THE TASK —
Each record that follows should be repeated exactly, minus any images.

----------

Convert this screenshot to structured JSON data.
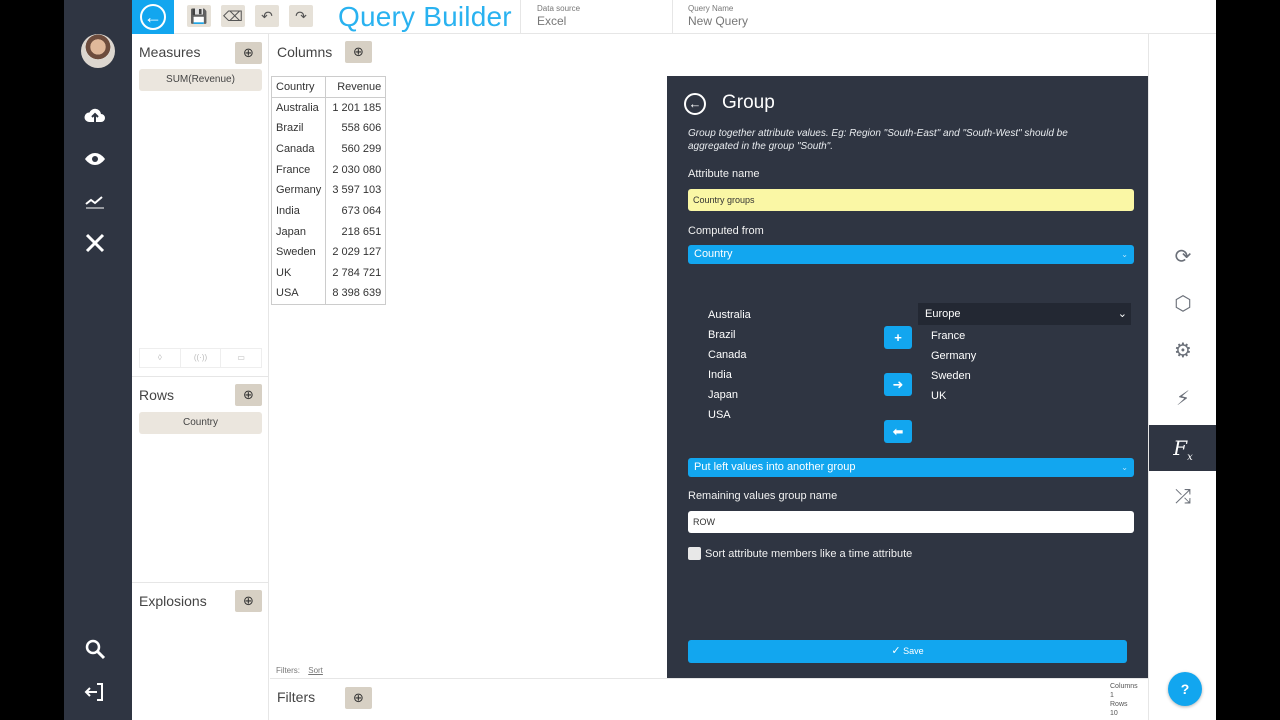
{
  "topbar": {
    "title": "Query Builder",
    "datasource_label": "Data source",
    "datasource_value": "Excel",
    "queryname_label": "Query Name",
    "queryname_value": "New Query"
  },
  "left_panel": {
    "measures_title": "Measures",
    "measures_items": [
      "SUM(Revenue)"
    ],
    "rows_title": "Rows",
    "rows_items": [
      "Country"
    ],
    "explosions_title": "Explosions"
  },
  "columns": {
    "title": "Columns"
  },
  "table": {
    "headers": [
      "Country",
      "Revenue"
    ],
    "rows": [
      [
        "Australia",
        "1 201 185"
      ],
      [
        "Brazil",
        "558 606"
      ],
      [
        "Canada",
        "560 299"
      ],
      [
        "France",
        "2 030 080"
      ],
      [
        "Germany",
        "3 597 103"
      ],
      [
        "India",
        "673 064"
      ],
      [
        "Japan",
        "218 651"
      ],
      [
        "Sweden",
        "2 029 127"
      ],
      [
        "UK",
        "2 784 721"
      ],
      [
        "USA",
        "8 398 639"
      ]
    ]
  },
  "filters_note": {
    "label": "Filters:",
    "sort": "Sort"
  },
  "bottom": {
    "filters_title": "Filters",
    "stats_columns_label": "Columns",
    "stats_columns_value": "1",
    "stats_rows_label": "Rows",
    "stats_rows_value": "10"
  },
  "dialog": {
    "title": "Group",
    "description": "Group together attribute values. Eg: Region \"South-East\" and \"South-West\" should be aggregated in the group \"South\".",
    "attr_label": "Attribute name",
    "attr_value": "Country groups",
    "computed_label": "Computed from",
    "computed_value": "Country",
    "left_values": [
      "Australia",
      "Brazil",
      "Canada",
      "India",
      "Japan",
      "USA"
    ],
    "group_name": "Europe",
    "group_values": [
      "France",
      "Germany",
      "Sweden",
      "UK"
    ],
    "left_option": "Put left values into another group",
    "remaining_label": "Remaining values group name",
    "remaining_value": "ROW",
    "sort_label": "Sort attribute members like a time attribute",
    "save_label": "Save"
  },
  "colors": {
    "accent": "#12a6ef",
    "dark": "#2f3542",
    "yellow_input": "#faf7a5"
  }
}
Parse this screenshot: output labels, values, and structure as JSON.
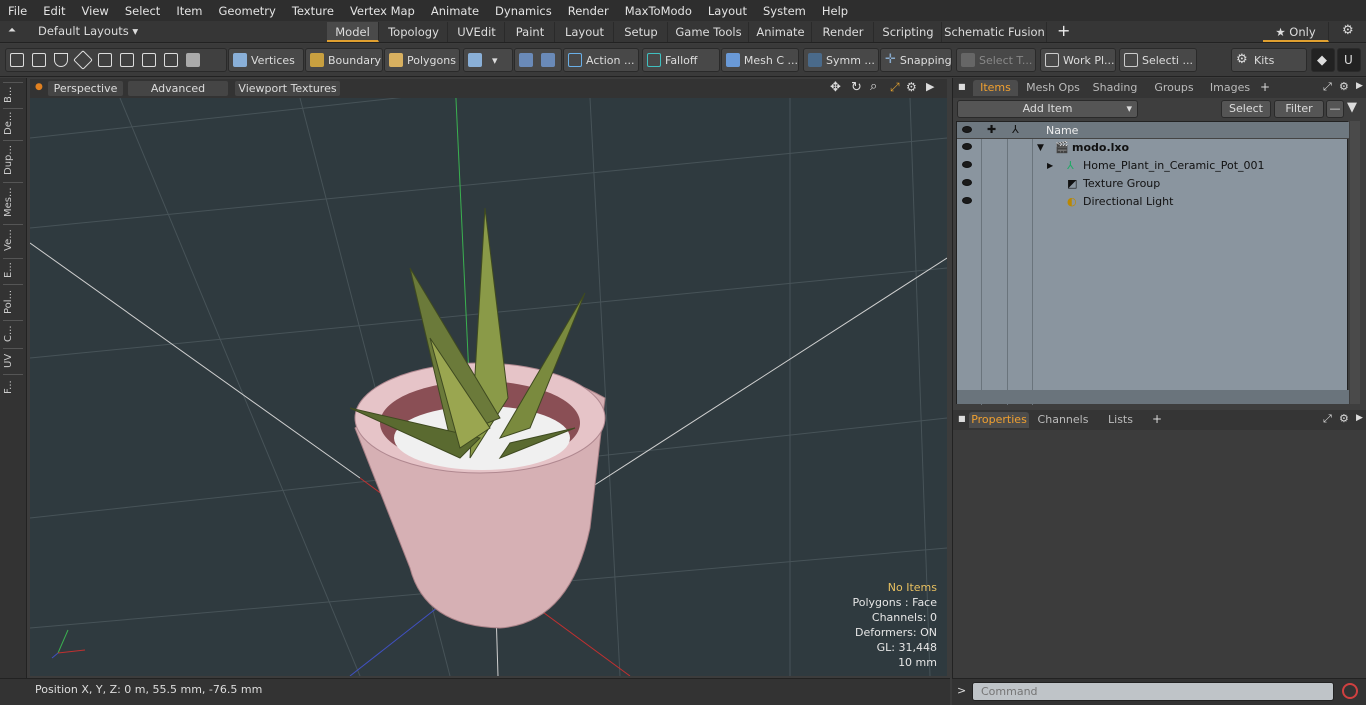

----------

ANSWER TO THIS PROBLEM —
Convert this screenshot to structured JSON data.
{
  "topbar": {
    "title": "Query Builder",
    "datasource_label": "Data source",
    "datasource_value": "Excel",
    "queryname_label": "Query Name",
    "queryname_value": "New Query"
  },
  "left_panel": {
    "measures_title": "Measures",
    "measures_items": [
      "SUM(Revenue)"
    ],
    "rows_title": "Rows",
    "rows_items": [
      "Country"
    ],
    "explosions_title": "Explosions"
  },
  "columns": {
    "title": "Columns"
  },
  "table": {
    "headers": [
      "Country",
      "Revenue"
    ],
    "rows": [
      [
        "Australia",
        "1 201 185"
      ],
      [
        "Brazil",
        "558 606"
      ],
      [
        "Canada",
        "560 299"
      ],
      [
        "France",
        "2 030 080"
      ],
      [
        "Germany",
        "3 597 103"
      ],
      [
        "India",
        "673 064"
      ],
      [
        "Japan",
        "218 651"
      ],
      [
        "Sweden",
        "2 029 127"
      ],
      [
        "UK",
        "2 784 721"
      ],
      [
        "USA",
        "8 398 639"
      ]
    ]
  },
  "filters_note": {
    "label": "Filters:",
    "sort": "Sort"
  },
  "bottom": {
    "filters_title": "Filters",
    "stats_columns_label": "Columns",
    "stats_columns_value": "1",
    "stats_rows_label": "Rows",
    "stats_rows_value": "10"
  },
  "dialog": {
    "title": "Group",
    "description": "Group together attribute values. Eg: Region \"South-East\" and \"South-West\" should be aggregated in the group \"South\".",
    "attr_label": "Attribute name",
    "attr_value": "Country groups",
    "computed_label": "Computed from",
    "computed_value": "Country",
    "left_values": [
      "Australia",
      "Brazil",
      "Canada",
      "India",
      "Japan",
      "USA"
    ],
    "group_name": "Europe",
    "group_values": [
      "France",
      "Germany",
      "Sweden",
      "UK"
    ],
    "left_option": "Put left values into another group",
    "remaining_label": "Remaining values group name",
    "remaining_value": "ROW",
    "sort_label": "Sort attribute members like a time attribute",
    "save_label": "Save"
  },
  "colors": {
    "accent": "#12a6ef",
    "dark": "#2f3542",
    "yellow_input": "#faf7a5"
  }
}
Parse this screenshot: output labels, values, and structure as JSON.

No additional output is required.